e. What would be the implications for employment practices, such as place of employment, mobility of staff between sites, the possibility of creating a shared 'Supply Pool'?
f. Are any of the models more or less supportive of outreach potential from the SILC?
g. Do any facilitate or hinder Best Practice sharing?
h. What are the implications for relations with Wedges/AIBs or whatever?
i. How do the models impact on community cohesion/connection?
j. What about transfer of existing and application of future school Funds?
k. Will the models hinder or help parental engagement?
l. Will the model impact on the size of GB needed and, if so, how?
m. Do any of the models impact on the potential to manage one or more EduLeeds contracts – HHTS, EOTAS, etc...?
n. What are the implications for support services, be those from within EduLeeds or externals such as the PCT?
o. What will the public perception be of any change and how ‘sellable’ would a change be?
p. Would there be any differences regarding relationships with host schools for Partnership?
q. What about the opportunity to formally collaborate amongst the GBs (of either multiple Special Schools and/or mainstreams) and form joint committees?
r. Would the governance role be different for different physical models? Some might suggest more strategic, some a more tactical approach
s. What else???? I am sure I have missed somethings...

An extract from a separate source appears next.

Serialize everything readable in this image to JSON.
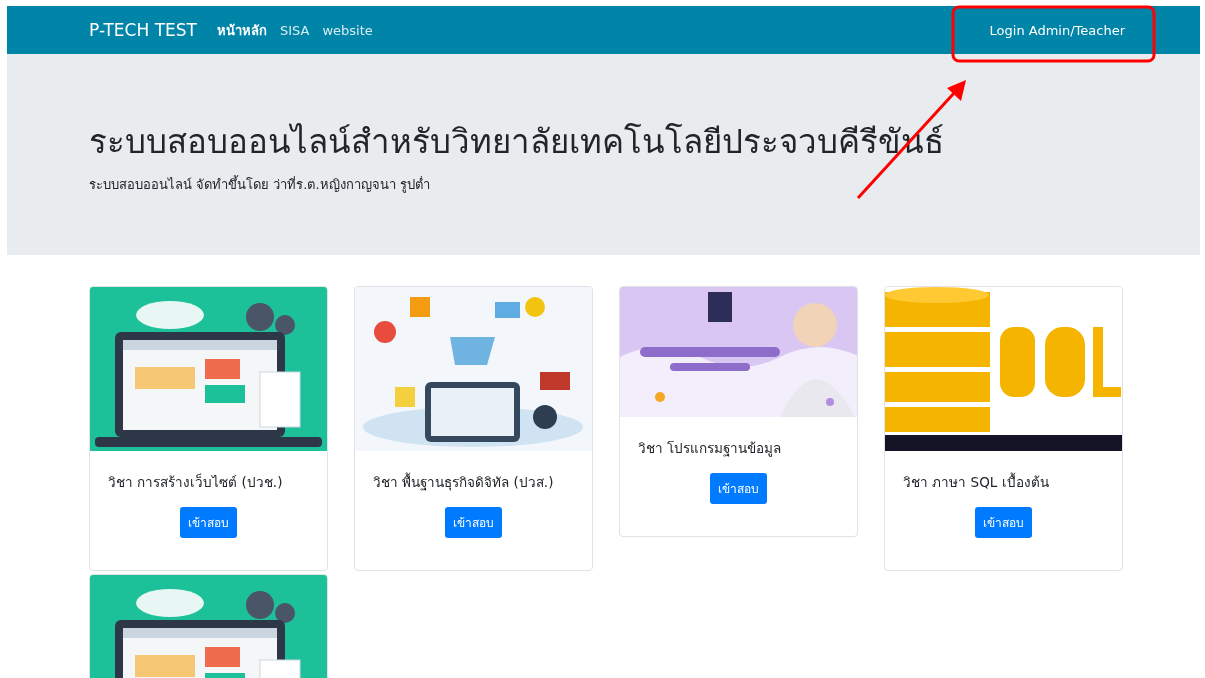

Sunday, 7 March 2010

The end of Education Leeds

So, the LA have decided (well, technically they will vote on it next week but we all know what the answer will be!) that children in Leeds can be better served by an integrated Children's Services Directorate within the council and that, as a consequence, the highly successful Education Leeds will cease to be.

Some will say that is a good thing, others will disagree. Whatever, the decision is clear and our efforts will be best spent making the new Directorate into a greater success than we have already had. Let's look forward with both hope and expectation that whatever is formed will be flexible and responsive to the strategic needs facing the city, avoiding getting bogged down in the bureaucracy that so often becalms local authorities. Those of us with the privilge of being both connected and independent have a valuable role to play in reminding councillors and senior officers what it is really all about - "the children, stupid" to paraphrase Bill Clinton. Whatever happens, they must be uppermost in our thoughts and plans - not politicking or Politicking or empire-building or change-fearing.

Let those of us in schools just get on with our jobs, the powers that be will be making things happen that will affect not only our own but especially our pupils' futures - we need to keep part of an eye on that but most of our attention on the day to day work of giving our kids the best education we possibly can.